Mr Livingstone's involvement in the process has provoked criticism from some Labour MPs as he has been highly critical of supporters of Trident in the party and has not held elected office since stepping down as Mayor of London in 2008.
'Respect and trust'
Setting out the terms of reference for the review, Ms Thornberry said it would examine the "whole range of defence challenges", not merely Trident, and how best to respond to the threats facing the British people.
It is expected there will be public meetings and seminars as part of the efforts to gather evidence from academics, military personnel, families, party members and other interested parties.
Timetable of Labour defence review
- 30th April: Deadline for initial contributions
- June: Interim review could be published
- 11-15 July: Unite policy conference
- July: Summer meeting of the National Policy Forum
- 25-28 September: Labour's annual party conference
"This will be a comprehensive review of Britain's defence challenges and options for the 21st century," she said. "It will be open, transparent and inclusive, and its conclusions will be based on the evidence.
"At every stage of the process, we will give full scope to the wide range of views on this subject in an atmosphere of mutual respect and trust."
While she would approach the review with an "open mind," she said she was "extremely sceptical" about the grounds for retaining Trident and would "not be afraid to ask some really difficult questions".
She insisted the review "would take as long as it takes" but that, if need be, would publish interim findings to "feed" into discussions at the National Policy Forum, expected to take place in July.
The BBC's political correspondent Carole Walker said there was no intention to prioritise or separate Trident policy from the wider defence review.
Ms Thornberry's review of the party's defence policy will feed into a wider review of Labour's foreign policy on which Mr Livingstone will be co-convenor along with the shadow foreign secretary Hilary Benn. Work has yet to start on the wider policy review on Britain in the World.
MPs will vote at some point this year on whether to proceed with the building of a new generation of Vanguard nuclear submarines, to replace the existing fleet which will become obsolete by the end of the 2020s.
Former Labour defence minister, Lord West, said he would quit the party if it decided not to support Trident, telling Daily Politics the "British public believe in the deterrent" and a policy of unilateralism would be "disastrous".
And the head of the Unite union, Len McCluskey, said it would be making a "very strong case" to Labour about the role Trident played in supporting jobs in communities across the UK.

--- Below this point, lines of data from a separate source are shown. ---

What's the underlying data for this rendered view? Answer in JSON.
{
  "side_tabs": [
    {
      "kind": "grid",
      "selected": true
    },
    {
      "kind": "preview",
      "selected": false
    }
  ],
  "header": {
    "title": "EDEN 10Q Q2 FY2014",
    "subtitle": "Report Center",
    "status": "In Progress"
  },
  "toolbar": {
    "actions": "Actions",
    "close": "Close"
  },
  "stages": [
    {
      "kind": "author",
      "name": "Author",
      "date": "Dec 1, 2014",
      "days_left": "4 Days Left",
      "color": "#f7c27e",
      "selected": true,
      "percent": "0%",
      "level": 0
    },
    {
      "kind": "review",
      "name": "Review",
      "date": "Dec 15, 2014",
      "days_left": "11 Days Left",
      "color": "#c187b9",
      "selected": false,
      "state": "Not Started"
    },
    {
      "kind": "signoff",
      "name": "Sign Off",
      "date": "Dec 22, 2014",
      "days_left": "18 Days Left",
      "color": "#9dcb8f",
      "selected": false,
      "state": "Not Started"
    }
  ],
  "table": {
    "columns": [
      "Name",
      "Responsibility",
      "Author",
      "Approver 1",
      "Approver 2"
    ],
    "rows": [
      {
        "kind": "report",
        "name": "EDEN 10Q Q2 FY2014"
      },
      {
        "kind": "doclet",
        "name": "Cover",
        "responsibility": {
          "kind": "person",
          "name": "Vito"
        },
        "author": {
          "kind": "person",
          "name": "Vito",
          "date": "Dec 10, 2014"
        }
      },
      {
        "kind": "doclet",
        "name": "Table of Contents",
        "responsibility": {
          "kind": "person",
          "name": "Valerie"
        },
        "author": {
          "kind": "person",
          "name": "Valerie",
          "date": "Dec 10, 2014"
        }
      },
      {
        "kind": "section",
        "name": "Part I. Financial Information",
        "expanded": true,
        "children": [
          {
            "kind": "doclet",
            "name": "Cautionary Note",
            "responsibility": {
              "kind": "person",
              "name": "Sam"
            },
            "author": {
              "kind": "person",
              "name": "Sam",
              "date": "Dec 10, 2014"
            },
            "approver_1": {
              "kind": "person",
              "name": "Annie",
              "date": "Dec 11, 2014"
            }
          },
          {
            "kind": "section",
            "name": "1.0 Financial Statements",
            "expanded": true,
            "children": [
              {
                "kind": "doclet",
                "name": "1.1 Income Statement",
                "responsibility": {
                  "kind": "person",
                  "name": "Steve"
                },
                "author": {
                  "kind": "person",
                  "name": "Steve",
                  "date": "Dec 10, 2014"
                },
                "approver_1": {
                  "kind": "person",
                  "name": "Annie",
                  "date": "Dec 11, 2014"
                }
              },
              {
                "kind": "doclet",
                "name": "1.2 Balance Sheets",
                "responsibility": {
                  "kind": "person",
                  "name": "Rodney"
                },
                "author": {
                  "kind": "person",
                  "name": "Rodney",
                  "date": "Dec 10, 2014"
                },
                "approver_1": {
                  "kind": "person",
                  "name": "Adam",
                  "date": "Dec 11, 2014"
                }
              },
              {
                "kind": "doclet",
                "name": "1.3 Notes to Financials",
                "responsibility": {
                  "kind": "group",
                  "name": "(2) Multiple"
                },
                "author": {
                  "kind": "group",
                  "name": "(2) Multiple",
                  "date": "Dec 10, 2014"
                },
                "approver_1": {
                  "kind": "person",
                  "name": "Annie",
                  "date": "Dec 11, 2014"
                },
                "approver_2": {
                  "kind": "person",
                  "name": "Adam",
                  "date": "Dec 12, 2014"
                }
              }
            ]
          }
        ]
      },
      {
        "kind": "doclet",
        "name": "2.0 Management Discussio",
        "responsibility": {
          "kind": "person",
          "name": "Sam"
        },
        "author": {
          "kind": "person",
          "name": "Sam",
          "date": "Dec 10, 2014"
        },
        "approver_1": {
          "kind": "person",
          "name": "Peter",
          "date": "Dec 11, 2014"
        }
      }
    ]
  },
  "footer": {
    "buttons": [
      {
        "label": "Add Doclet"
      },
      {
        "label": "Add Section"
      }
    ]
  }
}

"Our members will be reassured by the scope and calendar of this review because it is evidently designed to ensure that all voices are heard in this important process," he said.